◆ **Work request**: Below are the records. State how many of their lines contain "content", with nothing else.

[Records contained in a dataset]
-- Opening Marker --

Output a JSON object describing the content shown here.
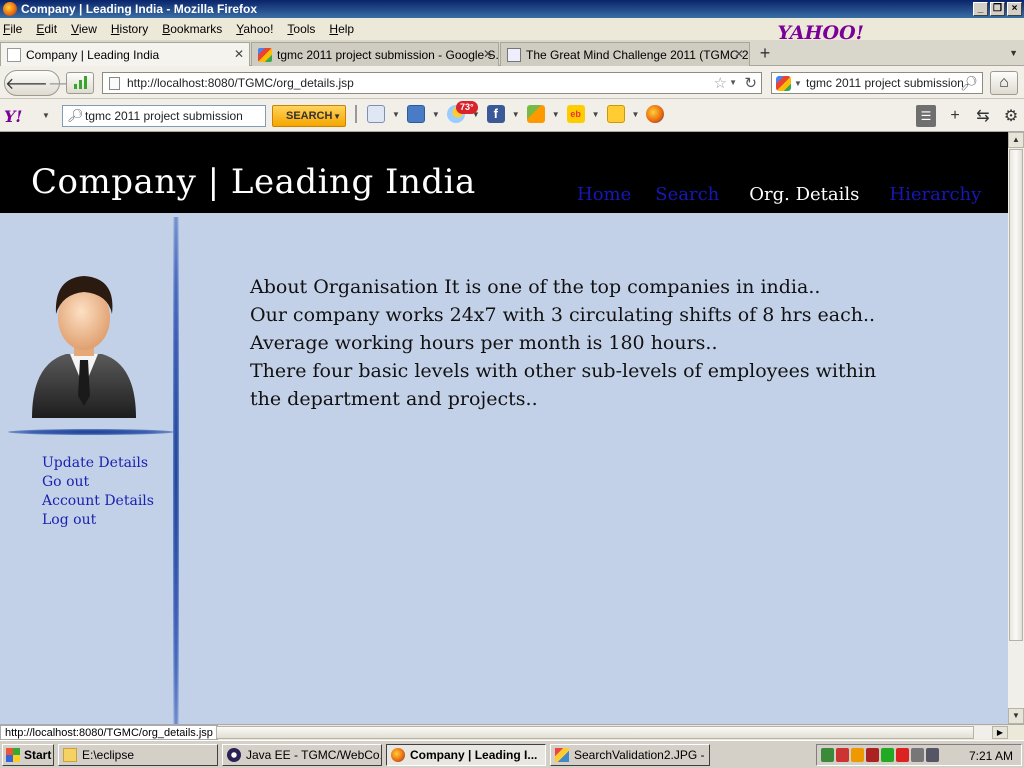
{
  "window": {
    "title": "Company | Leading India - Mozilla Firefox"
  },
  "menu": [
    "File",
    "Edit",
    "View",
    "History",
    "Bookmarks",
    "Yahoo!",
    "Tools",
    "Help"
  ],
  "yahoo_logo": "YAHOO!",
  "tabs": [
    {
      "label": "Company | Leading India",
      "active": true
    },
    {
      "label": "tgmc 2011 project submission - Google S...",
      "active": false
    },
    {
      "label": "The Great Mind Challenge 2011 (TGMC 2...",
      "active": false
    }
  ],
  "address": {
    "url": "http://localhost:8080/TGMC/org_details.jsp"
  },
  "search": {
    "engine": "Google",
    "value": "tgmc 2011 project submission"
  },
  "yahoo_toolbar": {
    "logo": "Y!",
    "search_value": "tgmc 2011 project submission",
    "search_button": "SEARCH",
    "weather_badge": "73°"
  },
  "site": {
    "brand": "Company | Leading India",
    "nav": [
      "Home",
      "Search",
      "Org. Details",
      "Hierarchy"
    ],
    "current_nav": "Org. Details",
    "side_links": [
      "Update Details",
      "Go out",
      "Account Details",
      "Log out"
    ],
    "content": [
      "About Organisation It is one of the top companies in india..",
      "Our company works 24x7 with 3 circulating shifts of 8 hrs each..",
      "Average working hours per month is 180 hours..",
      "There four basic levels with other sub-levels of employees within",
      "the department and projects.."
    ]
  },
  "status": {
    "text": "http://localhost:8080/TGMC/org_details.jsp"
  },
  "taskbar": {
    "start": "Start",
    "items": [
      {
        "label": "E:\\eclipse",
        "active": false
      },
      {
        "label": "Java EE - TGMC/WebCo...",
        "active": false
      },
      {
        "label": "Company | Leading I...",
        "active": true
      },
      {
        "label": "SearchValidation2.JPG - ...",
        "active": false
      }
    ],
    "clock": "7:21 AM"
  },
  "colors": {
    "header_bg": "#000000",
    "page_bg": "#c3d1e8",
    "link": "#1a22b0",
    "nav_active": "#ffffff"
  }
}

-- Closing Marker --
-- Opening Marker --

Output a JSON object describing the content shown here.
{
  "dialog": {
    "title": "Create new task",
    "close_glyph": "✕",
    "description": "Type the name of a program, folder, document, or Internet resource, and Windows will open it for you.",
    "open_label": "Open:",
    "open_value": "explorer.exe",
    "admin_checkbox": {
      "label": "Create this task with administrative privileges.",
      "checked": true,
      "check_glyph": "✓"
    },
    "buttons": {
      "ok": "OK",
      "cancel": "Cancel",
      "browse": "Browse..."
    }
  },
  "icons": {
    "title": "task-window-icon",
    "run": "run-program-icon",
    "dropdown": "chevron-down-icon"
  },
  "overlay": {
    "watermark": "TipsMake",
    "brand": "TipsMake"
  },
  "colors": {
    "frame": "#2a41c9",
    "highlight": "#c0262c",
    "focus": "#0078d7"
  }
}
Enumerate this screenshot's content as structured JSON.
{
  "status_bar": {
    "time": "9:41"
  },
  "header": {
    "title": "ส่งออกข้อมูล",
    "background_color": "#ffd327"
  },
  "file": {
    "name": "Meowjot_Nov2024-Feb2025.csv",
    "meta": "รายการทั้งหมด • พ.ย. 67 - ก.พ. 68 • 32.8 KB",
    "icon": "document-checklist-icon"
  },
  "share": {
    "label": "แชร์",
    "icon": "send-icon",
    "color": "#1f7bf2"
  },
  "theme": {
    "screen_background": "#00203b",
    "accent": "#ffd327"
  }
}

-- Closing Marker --

◆ **Output of the exercise**: 4